Wednesday, July 19, 2017

DCAYA stands with the Every Student, Every Day Coalition

Monday evening the Washington Post released an article, Some D.C. High Schools Are Reporting Only a Fraction of Suspensions, detailing the practice at various DCPS high schools of placing students on “do not admit” lists without properly documenting the suspension and without properly marking the student’s absence as excused. In short, actively denying students their right to a free public education. Tuesday morning, The Post released a supplemental article detailing their methodology.

DCAYA stands with the Every Student, Every Day Coalition in condemning this practice.

"The below members of the Every Student, Every Day Coalition condemn the pervasive use of undocumented suspensions and fraudulent attendance record-keeping practices at several DC Public Schools (DCPS) high schools.  Last night, the Washington Post released an article, Some D.C. High Schools Are Reporting Only a Fraction of Suspensions (Matos & Brown, July 17, 2017), detailing the practice at various DCPS high schools of placing students on “do not admit” lists without properly documenting the suspension and without properly marking the student’s absence as excused."

Read the rest of the statement here.

Thursday, July 13, 2017

๐ŸŽถ Summertime, and the city’s steamy…

But that’s not stopping thousands of 14-24 year olds from participating in the District’s 2017 Marion S. Barry Summer Youth Employment Program.
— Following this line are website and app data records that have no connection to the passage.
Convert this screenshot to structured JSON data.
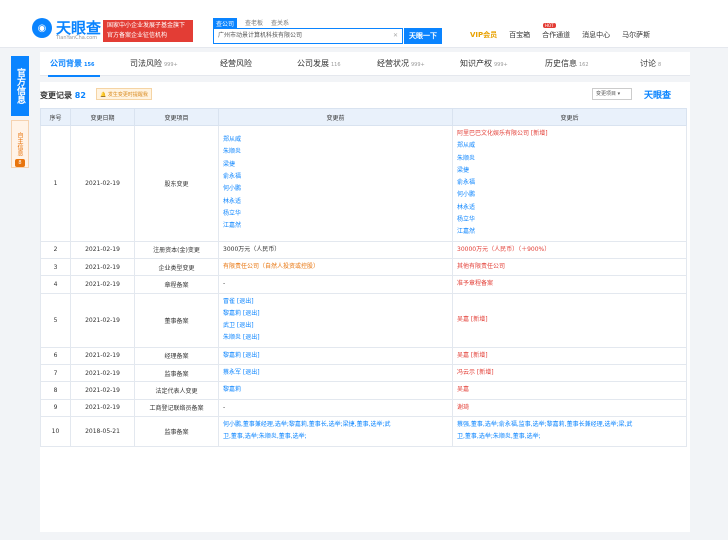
{
  "header": {
    "logo_text": "天眼查",
    "logo_sub": "TianYanCha.com",
    "promo_line1": "国家中小企业发展子基金旗下",
    "promo_line2": "官方备案企业征信机构",
    "search_tabs": [
      "查公司",
      "查老板",
      "查关系"
    ],
    "search_value": "广州市动景计算机科技有限公司",
    "search_button": "天眼一下",
    "vip": "VIP会员",
    "hot": "HOT",
    "nav": [
      "百宝箱",
      "合作通道",
      "消息中心",
      "马尔萨斯"
    ]
  },
  "sidebar": {
    "official": "官方信息",
    "self": "自主信息",
    "badge": "8"
  },
  "tabs": [
    {
      "label": "公司背景",
      "count": "156"
    },
    {
      "label": "司法风险",
      "count": "999+"
    },
    {
      "label": "经营风险",
      "count": ""
    },
    {
      "label": "公司发展",
      "count": "116"
    },
    {
      "label": "经营状况",
      "count": "999+"
    },
    {
      "label": "知识产权",
      "count": "999+"
    },
    {
      "label": "历史信息",
      "count": "162"
    },
    {
      "label": "讨论",
      "count": "8"
    }
  ],
  "section": {
    "title": "变更记录",
    "count": "82",
    "warn": "发生变更时提醒我",
    "select": "变更项目",
    "brand": "天眼查"
  },
  "table": {
    "headers": [
      "序号",
      "变更日期",
      "变更项目",
      "变更前",
      "变更后"
    ],
    "rows": [
      {
        "no": "1",
        "date": "2021-02-19",
        "item": "股东变更",
        "before": [
          {
            "t": "郑从威",
            "s": "lnk"
          },
          {
            "t": "朱顺炎",
            "s": "lnk"
          },
          {
            "t": "梁捷",
            "s": "lnk"
          },
          {
            "t": "俞永福",
            "s": "lnk"
          },
          {
            "t": "何小鹏",
            "s": "lnk"
          },
          {
            "t": "林永适",
            "s": "lnk"
          },
          {
            "t": "杨立华",
            "s": "lnk"
          },
          {
            "t": "江嘉然",
            "s": "lnk"
          }
        ],
        "after": [
          {
            "t": "阿里巴巴文化娱乐有限公司 [新增]",
            "s": "red"
          },
          {
            "t": "郑从威",
            "s": "lnk"
          },
          {
            "t": "朱顺炎",
            "s": "lnk"
          },
          {
            "t": "梁捷",
            "s": "lnk"
          },
          {
            "t": "俞永福",
            "s": "lnk"
          },
          {
            "t": "何小鹏",
            "s": "lnk"
          },
          {
            "t": "林永适",
            "s": "lnk"
          },
          {
            "t": "杨立华",
            "s": "lnk"
          },
          {
            "t": "江嘉然",
            "s": "lnk"
          }
        ]
      },
      {
        "no": "2",
        "date": "2021-02-19",
        "item": "注册资本(金)变更",
        "before": [
          {
            "t": "3000万元（人民币）",
            "s": ""
          }
        ],
        "after": [
          {
            "t": "30000万元（人民币）（＋900%）",
            "s": "red"
          }
        ]
      },
      {
        "no": "3",
        "date": "2021-02-19",
        "item": "企业类型变更",
        "before": [
          {
            "t": "有限责任公司（自然人投资或控股）",
            "s": "mix"
          }
        ],
        "after": [
          {
            "t": "其他有限责任公司",
            "s": "mix2"
          }
        ]
      },
      {
        "no": "4",
        "date": "2021-02-19",
        "item": "章程备案",
        "before": [
          {
            "t": "-",
            "s": ""
          }
        ],
        "after": [
          {
            "t": "准予章程备案",
            "s": "red"
          }
        ]
      },
      {
        "no": "5",
        "date": "2021-02-19",
        "item": "董事备案",
        "before": [
          {
            "t": "冒雀 [退出]",
            "s": "lnk"
          },
          {
            "t": "黎嘉莉 [退出]",
            "s": "lnk"
          },
          {
            "t": "武卫 [退出]",
            "s": "lnk"
          },
          {
            "t": "朱顺炎 [退出]",
            "s": "lnk"
          }
        ],
        "after": [
          {
            "t": "吴嘉 [新增]",
            "s": "red"
          }
        ]
      },
      {
        "no": "6",
        "date": "2021-02-19",
        "item": "经理备案",
        "before": [
          {
            "t": "黎嘉莉 [退出]",
            "s": "lnk"
          }
        ],
        "after": [
          {
            "t": "吴嘉 [新增]",
            "s": "red"
          }
        ]
      },
      {
        "no": "7",
        "date": "2021-02-19",
        "item": "监事备案",
        "before": [
          {
            "t": "蔡永军 [退出]",
            "s": "lnk"
          }
        ],
        "after": [
          {
            "t": "冯云示 [新增]",
            "s": "red"
          }
        ]
      },
      {
        "no": "8",
        "date": "2021-02-19",
        "item": "法定代表人变更",
        "before": [
          {
            "t": "黎嘉莉",
            "s": "lnk"
          }
        ],
        "after": [
          {
            "t": "吴嘉",
            "s": "red"
          }
        ]
      },
      {
        "no": "9",
        "date": "2021-02-19",
        "item": "工商登记联络员备案",
        "before": [
          {
            "t": "-",
            "s": ""
          }
        ],
        "after": [
          {
            "t": "谢琦",
            "s": "red"
          }
        ]
      },
      {
        "no": "10",
        "date": "2018-05-21",
        "item": "监事备案",
        "before": [
          {
            "t": "何小鹏,董事兼经理,选举;黎嘉莉,董事长,选举;梁捷,董事,选举;武",
            "s": "lnk"
          },
          {
            "t": "卫,董事,选举;朱顺炎,董事,选举;",
            "s": "lnk"
          }
        ],
        "after": [
          {
            "t": "蔡强,董事,选举;俞永福,监事,选举;黎嘉莉,董事长兼经理,选举;梁,武",
            "s": "lnk"
          },
          {
            "t": "卫,董事,选举;朱顺炎,董事,选举;",
            "s": "lnk"
          }
        ]
      }
    ]
  }
}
Summer jobs have been a hot topic on the national scene this year, as research shows that they are in sharp decline. According to a recent piece in the Atlantic by Derek Thompson, “In the summer of 1978, 60 percent of teens were working or looking for work. Last summer, just 35 percent were.” Thompson quickly debunks a knee-jerk explanation: “kids are lazier these days!” In fact, data shows the number of youth in the US who are disconnected from education, employment or training has remained remarkably flat—meaning through one or more of these activities, youth are keeping busy. More likely (and obvious to those familiar with youth development) is a confluence of factors including increasing competition for entry-level and lower-skill work, greater pressure for youth to utilize summer months to get ahead or keep pace in their studies, the heavy reliance on unpaid internships for early work experience, and a national decline in federally funded summer jobs.

Thursday, July 06, 2017

A Fourth of July recap!

With such a short week, we thought we'd do a round-up of Independence Day highlights from DCAYA member organizations, for a 2nd year in a row.